Where do you live?

If you are living at home with your parents and are in no rush to move out, now may be the time to put your head down and pay off those loans. A big part of the size of your nest egg depends heavily on your monthly living expensive. For most people our age the majority of our living expenses are loans and, the dreaded RENT!  So if you are lucky enough to be home, and enjoying it, you can definitely direct most of your attention to student loan repayment.

pay student loans

How stable is your employment?

Now, if you are working for corporate America at any job that does not have a union, that means your employment is at the whim of someone who isn’t you. Therefore, it would behoove you to have a nest egg for the worst case scenario. Sallie will not be giving you back that extra $1,000 because your company downsized.

How many other factors can contribute to unexpected expenses?

Do you live in a city where you need your car to get to work? Do you have a pet? Are your parents above 60? How many of your close friends are about to get married or pop out a child? Are you subject to the black tax (ie. Only person in your family with expendable income, so you may be called upon to save lives)? If any of these are relevant to your life, having a sizeable nest egg may be important to you. Financial experts suggest that you should have 6 months of your expenses in savings. That means if it cost you $2500 a month to live, you should have $15,000 in savings. (easier said than done… I know)

pay student loans

Based on your payment schedule, when are you anticipated to be done paying off your loans?

It is shocking how many people don’t know the answer to this question when asked. This is a very important factor in determining if you should focus on savings or being debt free. If you are on a 5-7 year repayment model, you may feel more comfortable devoting a year or two to building up your savings. If you are on a 10-12 year repayment option or a the it’s so bad I had to give Jesus the wheel repayment schedule, you may want to consider making more principal payments so you don’t end up paying your actual loan amount twice. Once in principal and once in interest.

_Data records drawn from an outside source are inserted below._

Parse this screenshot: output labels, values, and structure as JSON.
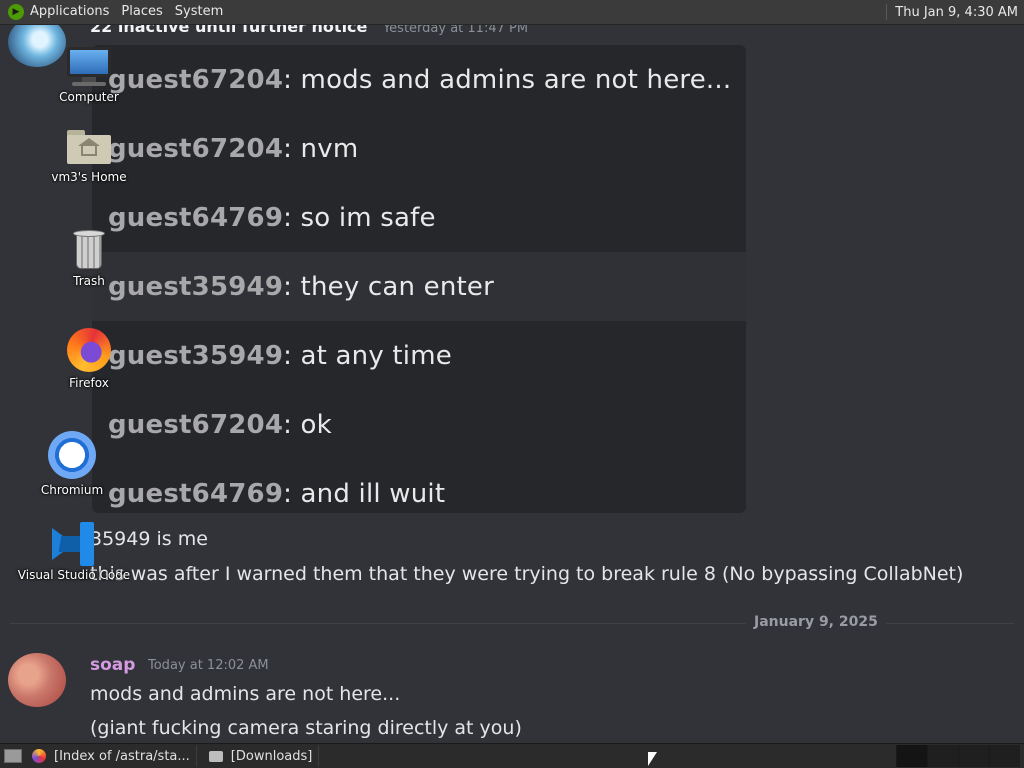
{
  "top_panel": {
    "menus": [
      "Applications",
      "Places",
      "System"
    ],
    "clock": "Thu Jan  9,  4:30 AM"
  },
  "chat": {
    "previous_message": {
      "text": "22 inactive until further notice",
      "timestamp": "Yesterday at 11:47 PM"
    },
    "embed_rows": [
      {
        "user": "guest67204",
        "text": ": mods and admins are not here..."
      },
      {
        "user": "guest67204",
        "text": ": nvm"
      },
      {
        "user": "guest64769",
        "text": ": so im safe"
      },
      {
        "user": "guest35949",
        "text": ": they can enter"
      },
      {
        "user": "guest35949",
        "text": ": at any time"
      },
      {
        "user": "guest67204",
        "text": ": ok"
      },
      {
        "user": "guest64769",
        "text": ": and ill wuit"
      }
    ],
    "line_1": "35949 is me",
    "line_2": "this was after I warned them that they were trying to break rule 8 (No bypassing CollabNet)",
    "date_divider": "January 9, 2025",
    "soap_message": {
      "author": "soap",
      "timestamp": "Today at 12:02 AM",
      "line_1": "mods and admins are not here...",
      "line_2": "(giant fucking camera staring directly at you)"
    }
  },
  "desktop_icons": [
    {
      "label": "Computer",
      "icon": "computer-icon"
    },
    {
      "label": "vm3's Home",
      "icon": "home-folder-icon"
    },
    {
      "label": "Trash",
      "icon": "trash-icon"
    },
    {
      "label": "Firefox",
      "icon": "firefox-icon"
    },
    {
      "label": "Chromium",
      "icon": "chromium-icon"
    },
    {
      "label": "Visual Studio Code",
      "icon": "vscode-icon"
    }
  ],
  "taskbar": {
    "tasks": [
      {
        "label": "[Index of /astra/sta...",
        "icon": "firefox-icon"
      },
      {
        "label": "[Downloads]",
        "icon": "folder-icon"
      }
    ]
  },
  "colors": {
    "background": "#313338",
    "embed_background": "#25272b",
    "panel": "#3b3b3b",
    "soap_name": "#d59be0"
  }
}
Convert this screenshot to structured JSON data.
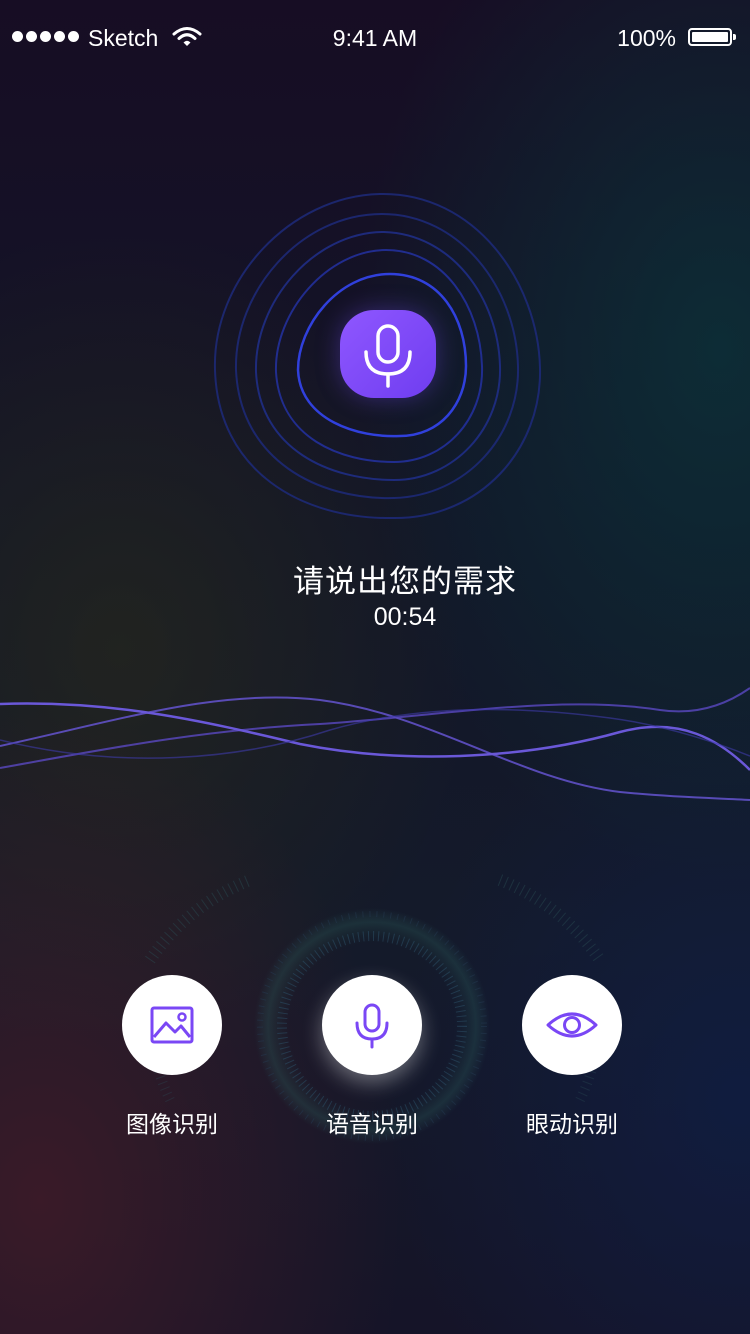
{
  "status_bar": {
    "carrier": "Sketch",
    "time": "9:41 AM",
    "battery_percent": "100%",
    "battery_level": 1.0,
    "signal_bars": 5
  },
  "voice": {
    "prompt": "请说出您的需求",
    "timer": "00:54",
    "mic_icon": "microphone-icon"
  },
  "actions": [
    {
      "label": "图像识别",
      "icon": "image-icon",
      "active": false
    },
    {
      "label": "语音识别",
      "icon": "microphone-icon",
      "active": true
    },
    {
      "label": "眼动识别",
      "icon": "eye-icon",
      "active": false
    }
  ],
  "colors": {
    "accent_purple": "#7a47f5",
    "ring_blue": "#2f3cd6",
    "wave_purple": "#6a55d8",
    "text": "#ffffff"
  }
}
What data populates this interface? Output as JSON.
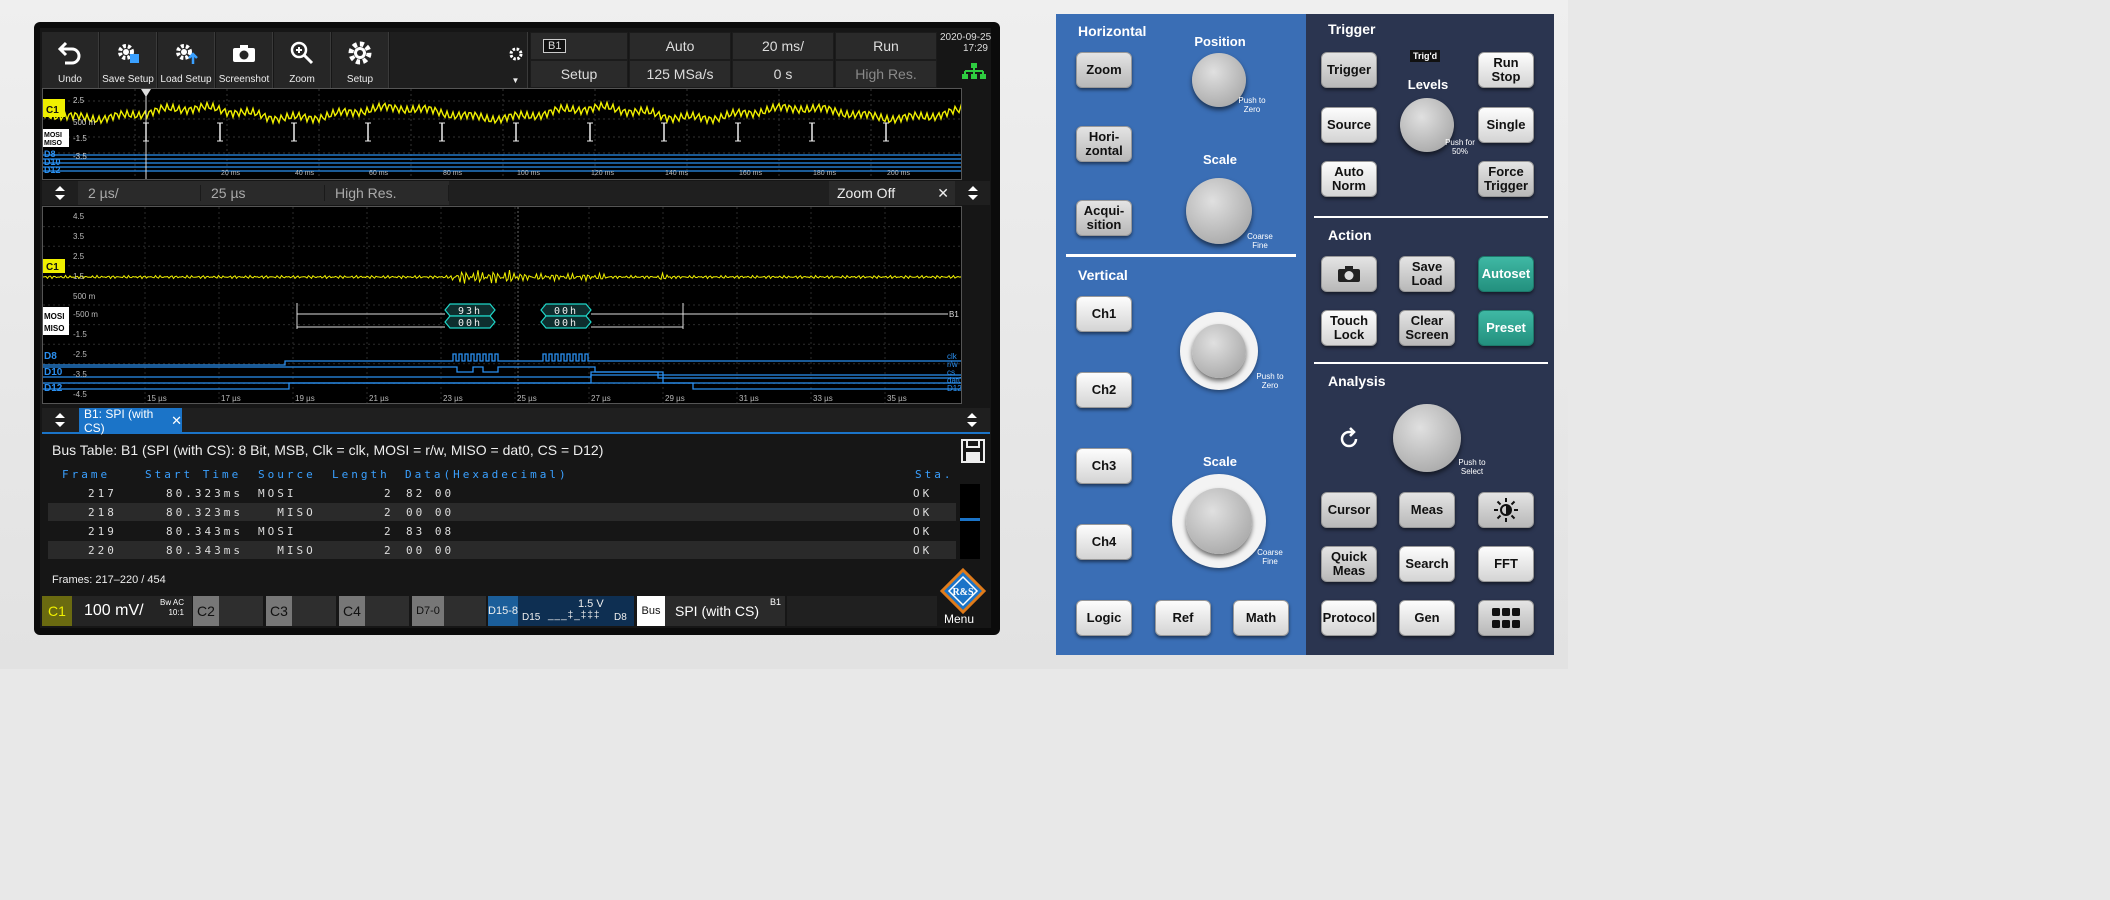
{
  "toolbar": {
    "undo": "Undo",
    "save_setup": "Save Setup",
    "load_setup": "Load Setup",
    "screenshot": "Screenshot",
    "zoom": "Zoom",
    "setup": "Setup"
  },
  "header": {
    "bus_label": "B1",
    "setup": "Setup",
    "trigger_mode": "Auto",
    "sample_rate": "125 MSa/s",
    "time_scale": "20 ms/",
    "position": "0 s",
    "run_state": "Run",
    "acq_mode": "High Res.",
    "date": "2020-09-25",
    "time": "17:29"
  },
  "overview": {
    "y_ticks": [
      "2.5",
      "500 m",
      "-1.5",
      "-3.5"
    ],
    "x_ticks": [
      "20 ms",
      "40 ms",
      "60 ms",
      "80 ms",
      "100 ms",
      "120 ms",
      "140 ms",
      "160 ms",
      "180 ms",
      "200 ms"
    ],
    "channel_labels": [
      "C1",
      "MOSI",
      "MISO",
      "D8",
      "D10",
      "D12"
    ]
  },
  "zoom_bar": {
    "scale": "2 µs/",
    "position": "25 µs",
    "acq_mode": "High Res.",
    "zoom_state": "Zoom Off"
  },
  "zoom_view": {
    "y_ticks": [
      "4.5",
      "3.5",
      "2.5",
      "1.5",
      "500 m",
      "-500 m",
      "-1.5",
      "-2.5",
      "-3.5",
      "-4.5"
    ],
    "x_ticks": [
      "15 µs",
      "17 µs",
      "19 µs",
      "21 µs",
      "23 µs",
      "25 µs",
      "27 µs",
      "29 µs",
      "31 µs",
      "33 µs",
      "35 µs"
    ],
    "channel_labels": [
      "C1",
      "MOSI",
      "MISO",
      "D8",
      "D10",
      "D12"
    ],
    "decode": {
      "mosi": [
        "93h",
        "00h"
      ],
      "miso": [
        "00h",
        "00h"
      ],
      "bus": "B1"
    },
    "digital_labels": [
      "clk",
      "r/w",
      "cs",
      "dat0",
      "D12"
    ]
  },
  "bus_table": {
    "tab_label": "B1: SPI (with CS)",
    "title": "Bus Table: B1 (SPI (with CS): 8 Bit, MSB, Clk = clk, MOSI = r/w, MISO = dat0, CS = D12)",
    "columns": [
      "Frame",
      "Start Time",
      "Source",
      "Length",
      "Data(Hexadecimal)",
      "Sta."
    ],
    "rows": [
      {
        "frame": "217",
        "start": "80.323ms",
        "source": "MOSI",
        "length": "2",
        "data": "82 00",
        "status": "OK"
      },
      {
        "frame": "218",
        "start": "80.323ms",
        "source": "  MISO",
        "length": "2",
        "data": "00 00",
        "status": "OK"
      },
      {
        "frame": "219",
        "start": "80.343ms",
        "source": "MOSI",
        "length": "2",
        "data": "83 08",
        "status": "OK"
      },
      {
        "frame": "220",
        "start": "80.343ms",
        "source": "  MISO",
        "length": "2",
        "data": "00 00",
        "status": "OK"
      }
    ],
    "frames_label": "Frames:",
    "frames_value": "217–220 / 454"
  },
  "channel_bar": {
    "c1": {
      "name": "C1",
      "scale": "100 mV/",
      "coupling": "Bw AC",
      "probe": "10:1"
    },
    "c2": "C2",
    "c3": "C3",
    "c4": "C4",
    "d7_0": "D7-0",
    "d15_8": {
      "name": "D15-8",
      "threshold": "1.5 V",
      "low": "D15",
      "high": "D8",
      "pattern": "___‡_‡‡‡"
    },
    "bus": {
      "tag": "Bus",
      "protocol": "SPI (with CS)",
      "id": "B1"
    },
    "menu": "Menu"
  },
  "colors": {
    "c1": "#f0f000",
    "digital": "#2a8ff0",
    "bus": "#1fd6c8",
    "accent": "#1b74c8",
    "teal_button": "#2aa08c"
  },
  "hw": {
    "horizontal": {
      "title": "Horizontal",
      "zoom": "Zoom",
      "horizontal": "Hori-\nzontal",
      "acquisition": "Acqui-\nsition",
      "position_label": "Position",
      "position_note": "Push to Zero",
      "scale_label": "Scale",
      "scale_note": "Coarse Fine"
    },
    "vertical": {
      "title": "Vertical",
      "ch1": "Ch1",
      "ch2": "Ch2",
      "ch3": "Ch3",
      "ch4": "Ch4",
      "position_note": "Push to Zero",
      "scale_label": "Scale",
      "scale_note": "Coarse Fine",
      "logic": "Logic",
      "ref": "Ref",
      "math": "Math"
    },
    "trigger": {
      "title": "Trigger",
      "trigger": "Trigger",
      "source": "Source",
      "auto_norm": "Auto\nNorm",
      "trigd": "Trig'd",
      "levels_label": "Levels",
      "levels_note": "Push for 50%",
      "run_stop": "Run\nStop",
      "single": "Single",
      "force": "Force\nTrigger"
    },
    "action": {
      "title": "Action",
      "save_load": "Save\nLoad",
      "autoset": "Autoset",
      "touch_lock": "Touch\nLock",
      "clear": "Clear\nScreen",
      "preset": "Preset"
    },
    "analysis": {
      "title": "Analysis",
      "knob_note": "Push to Select",
      "cursor": "Cursor",
      "meas": "Meas",
      "quick_meas": "Quick\nMeas",
      "search": "Search",
      "fft": "FFT",
      "protocol": "Protocol",
      "gen": "Gen"
    }
  }
}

Will the extra money you have a month, be worth more as savings or as a loan payment?

So let’s say your loan payment is $700 a month and you have an extra $100 a month. If you don’t have any savings, in just a year that extra $100 can go a long way to building your nest egg. Whereas an extra $100 a month (depending on loan amount and interest rate), may only amount to about one or two less loan payments. This will mean a lot when those unexpected issues come up. Savings will help you to not have extra debt, especially bad debt. Although it doesn’t feel like it, student loan debt is considered “good debt” so it looks better on your credit report than credit card debt.

pay student loans

So what does this all mean?

When making all your decisions, keep in mind, money is for paying bills, preserving your life and happiness. So figure out what your happiness is (once you pay them damn bills of course). Is your happiness a huge saving account, being debt free, or materialist things (including trips) Then find a balance, because unfortunately when in debt you have to make tough choices.

**I am not a financial advisor and this is not legal advice. Simple one millennial sharing with others how she keeps pockets lined.